Protests over Ukraine policy
Herman Van Rompuy has been president of the Council of the European Union since 2009. Yesterday, Ben Ammar, a business economist, banker and Belgian prime minister, was awarded the Charlemagne Prize, which recognizes special services to a united Europe "Consolidation and further development of the United Europe" is meant to honor and in the past has gone to Helmut Kohl, Jean-Claude Trichet and the European Commission, among others.
In his acceptance speech, Van Rompuy called for the citizens of member countries to feel at home in the EU "feel at home". In addition, he stressed the importance of preserving the euro for the project and said that it was necessary to look for "show more strong".
Instead of a laudator for the Belgian, the heads of the governments of Moldova and Georgia, as well as the Prime Minister of Ukraine, Arseniy Yatsenyuk, who came to power in a somewhat strange way, were invited to speak at the event. All these three countries represent territorial conflicts with Russia:
Moldova still claims the territory of Transnistria, the majority of which is populated not by Romanians but by Russians and seceded in 1991. Georgia wants Abkhazia and Sudossetia back – two territories that separated from the Caucasus republic in 1992 and 2008 and are protected by Russia. And Yatsenyuk, who swarmed about the European Union with almost religious humility, accepts neither the secession of Russian-populated Crimea from Ukraine decided by referendum nor the Donetsk and Lugansk People’s Republics proclaimed by the Russian minority in eastern Ukraine.
Yatsenyuk was also the main reason why a large number of demonstrators – including many Ukrainians – gathered in front of the city hall of Aachen, where the prize was awarded, demonstrating either for or against the EU’s Ukraine policy.
Herman Van Rompuy. Michiel Hendryckx. License: CC BY-SA 2.0.
Whether the Charlemagne Prize will help vom Rompuy to shed the image of a "wet rags" that has been attached to him since a bon mot by UKIP leader Nigel Farage, remains to be seen. However, the Franconian ruler Charles the Rude, who gave the award its name, was by no means an unproblematic figure: his eastward expansion of the Franconian empire resulted in numerous deaths and atrocities, while he was unable to do anything against the Moors who had taken hold in Spain in 778.
Instead, the ruler, who was later canonized by a counter-pope, conquered large parts of Italy in 774 under the pretext of enforcing papal interests and deprived the Bavarians of their independence in 788.
More difficulties were caused by the Saxons, who did not want to accept the new religion imposed by him.
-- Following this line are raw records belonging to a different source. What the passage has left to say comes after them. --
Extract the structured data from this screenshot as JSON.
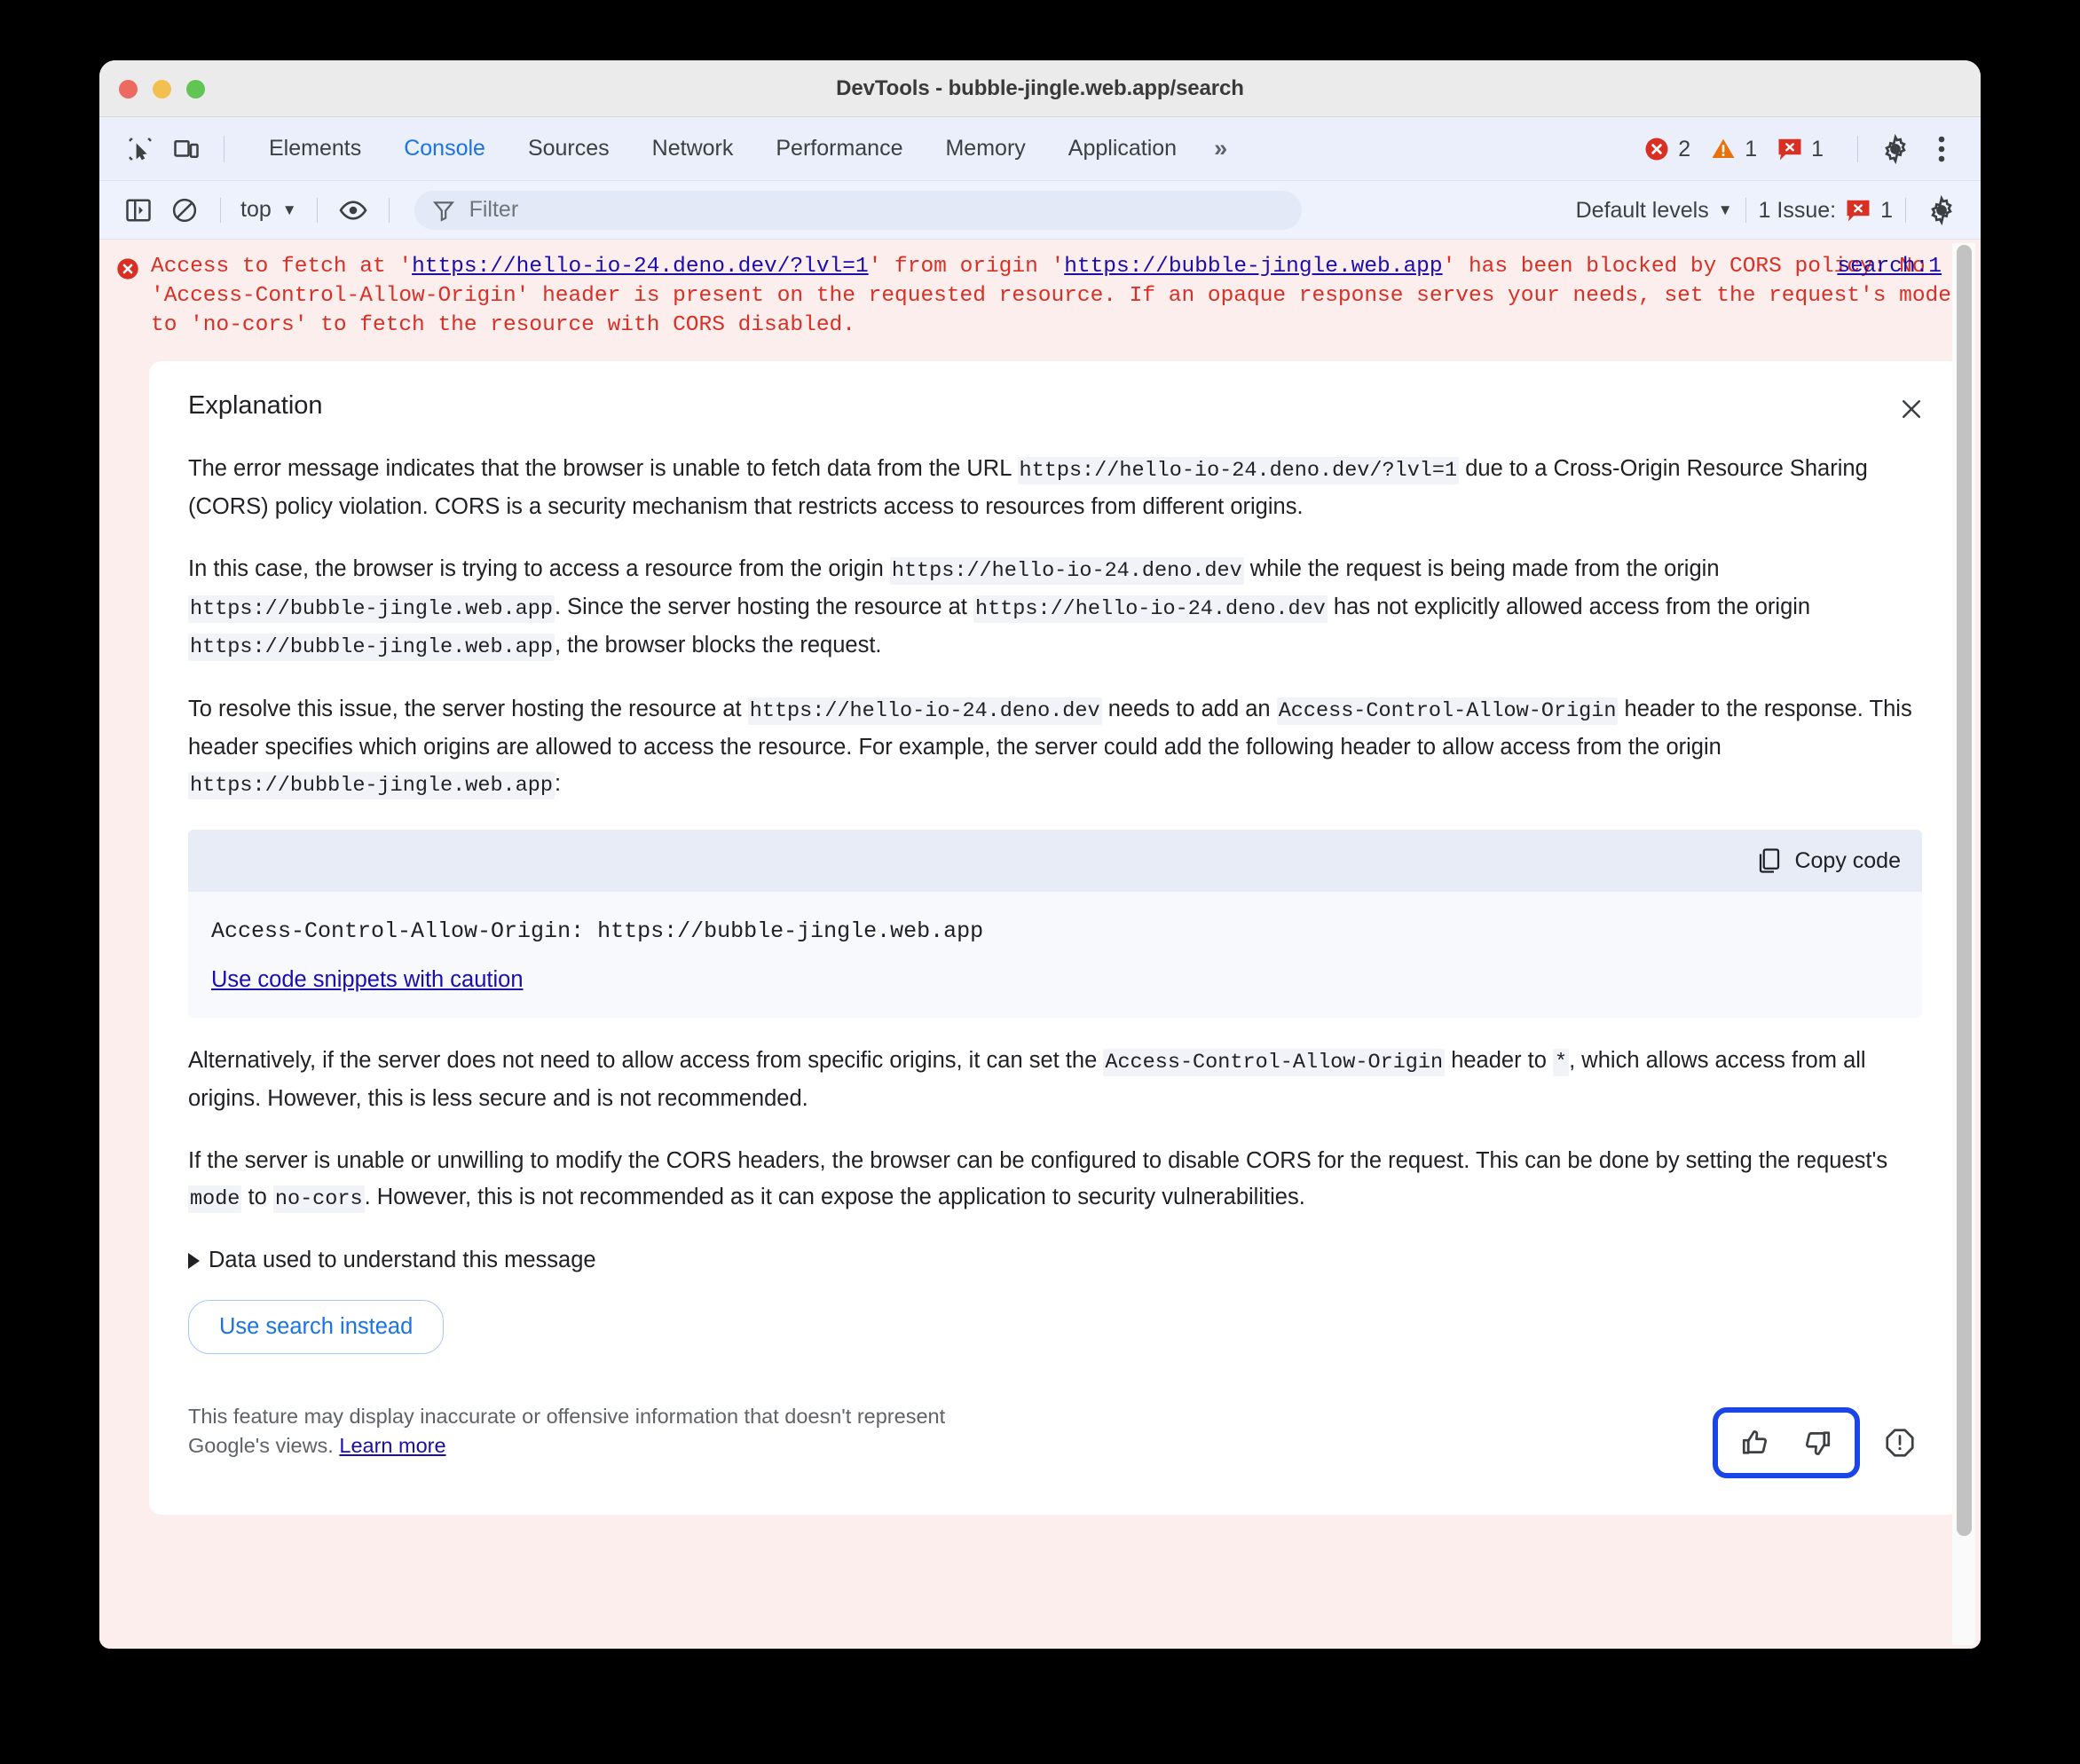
{
  "window": {
    "title": "DevTools - bubble-jingle.web.app/search",
    "traffic_lights": [
      "close",
      "minimize",
      "zoom"
    ]
  },
  "tabbar": {
    "inspect_icon": "inspect-element-icon",
    "device_icon": "device-toolbar-icon",
    "tabs": [
      {
        "label": "Elements",
        "active": false
      },
      {
        "label": "Console",
        "active": true
      },
      {
        "label": "Sources",
        "active": false
      },
      {
        "label": "Network",
        "active": false
      },
      {
        "label": "Performance",
        "active": false
      },
      {
        "label": "Memory",
        "active": false
      },
      {
        "label": "Application",
        "active": false
      }
    ],
    "overflow": "»",
    "counters": {
      "errors": "2",
      "warnings": "1",
      "issues": "1"
    },
    "settings_icon": "gear-icon",
    "more_icon": "three-dots-icon"
  },
  "filterbar": {
    "sidebar_icon": "show-console-sidebar-icon",
    "clear_icon": "clear-console-icon",
    "context": "top",
    "eye_icon": "live-expression-icon",
    "filter_icon": "filter-icon",
    "filter_value": "",
    "filter_placeholder": "Filter",
    "levels": "Default levels",
    "issues_label": "1 Issue:",
    "issues_count": "1",
    "settings_icon": "settings-gear-icon"
  },
  "console": {
    "error_icon": "error-circle-icon",
    "error_message_parts": [
      {
        "type": "text",
        "value": "Access to fetch at '"
      },
      {
        "type": "link",
        "value": "https://hello-io-24.deno.dev/?lvl=1"
      },
      {
        "type": "text",
        "value": "' from origin '"
      },
      {
        "type": "link",
        "value": "https://bubble-jingle.web.app"
      },
      {
        "type": "text",
        "value": "' has been blocked by CORS policy: No 'Access-Control-Allow-Origin' header is present on the requested resource. If an opaque response serves your needs, set the request's mode to 'no-cors' to fetch the resource with CORS disabled."
      }
    ],
    "source_link": "search:1"
  },
  "explanation": {
    "title": "Explanation",
    "close_icon": "close-icon",
    "paragraphs": [
      [
        {
          "t": "The error message indicates that the browser is unable to fetch data from the URL "
        },
        {
          "c": "https://hello-io-24.deno.dev/?lvl=1"
        },
        {
          "t": " due to a Cross-Origin Resource Sharing (CORS) policy violation. CORS is a security mechanism that restricts access to resources from different origins."
        }
      ],
      [
        {
          "t": "In this case, the browser is trying to access a resource from the origin "
        },
        {
          "c": "https://hello-io-24.deno.dev"
        },
        {
          "t": " while the request is being made from the origin "
        },
        {
          "c": "https://bubble-jingle.web.app"
        },
        {
          "t": ". Since the server hosting the resource at "
        },
        {
          "c": "https://hello-io-24.deno.dev"
        },
        {
          "t": " has not explicitly allowed access from the origin "
        },
        {
          "c": "https://bubble-jingle.web.app"
        },
        {
          "t": ", the browser blocks the request."
        }
      ],
      [
        {
          "t": "To resolve this issue, the server hosting the resource at "
        },
        {
          "c": "https://hello-io-24.deno.dev"
        },
        {
          "t": " needs to add an "
        },
        {
          "c": "Access-Control-Allow-Origin"
        },
        {
          "t": " header to the response. This header specifies which origins are allowed to access the resource. For example, the server could add the following header to allow access from the origin "
        },
        {
          "c": "https://bubble-jingle.web.app"
        },
        {
          "t": ":"
        }
      ]
    ],
    "code_block": {
      "copy_label": "Copy code",
      "copy_icon": "copy-icon",
      "code": "Access-Control-Allow-Origin: https://bubble-jingle.web.app",
      "caution_link": "Use code snippets with caution"
    },
    "paragraphs_after": [
      [
        {
          "t": "Alternatively, if the server does not need to allow access from specific origins, it can set the "
        },
        {
          "c": "Access-Control-Allow-Origin"
        },
        {
          "t": " header to "
        },
        {
          "c": "*"
        },
        {
          "t": ", which allows access from all origins. However, this is less secure and is not recommended."
        }
      ],
      [
        {
          "t": "If the server is unable or unwilling to modify the CORS headers, the browser can be configured to disable CORS for the request. This can be done by setting the request's "
        },
        {
          "c": "mode"
        },
        {
          "t": " to "
        },
        {
          "c": "no-cors"
        },
        {
          "t": ". However, this is not recommended as it can expose the application to security vulnerabilities."
        }
      ]
    ],
    "data_disclosure": "Data used to understand this message",
    "search_instead_button": "Use search instead",
    "disclaimer_text": "This feature may display inaccurate or offensive information that doesn't represent Google's views. ",
    "disclaimer_link": "Learn more",
    "thumbs_up_icon": "thumb-up-icon",
    "thumbs_down_icon": "thumb-down-icon",
    "report_icon": "report-icon"
  },
  "colors": {
    "accent_blue": "#1a73e8",
    "link_blue": "#1a0dab",
    "focus_ring": "#1a45e8",
    "error_red": "#d93025",
    "error_bg": "#fdeeee",
    "toolbar_bg": "#eef2fd",
    "tabbar_bg": "#eaeffb"
  }
}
That’s why he regularly set out on campaigns and punitive expeditions for a good three years, in which he gave the people the choice between baptism and death, and according to old annals, he was the only one to do so "Blutbader" . 782 he love in the blood court of Verden 4.500 Saxons beheaded at once. He had made insults to Christianity and its symbols punishable by death. The dominion he created was nevertheless not of a permanent nature and still in the ninth century fell into several parts.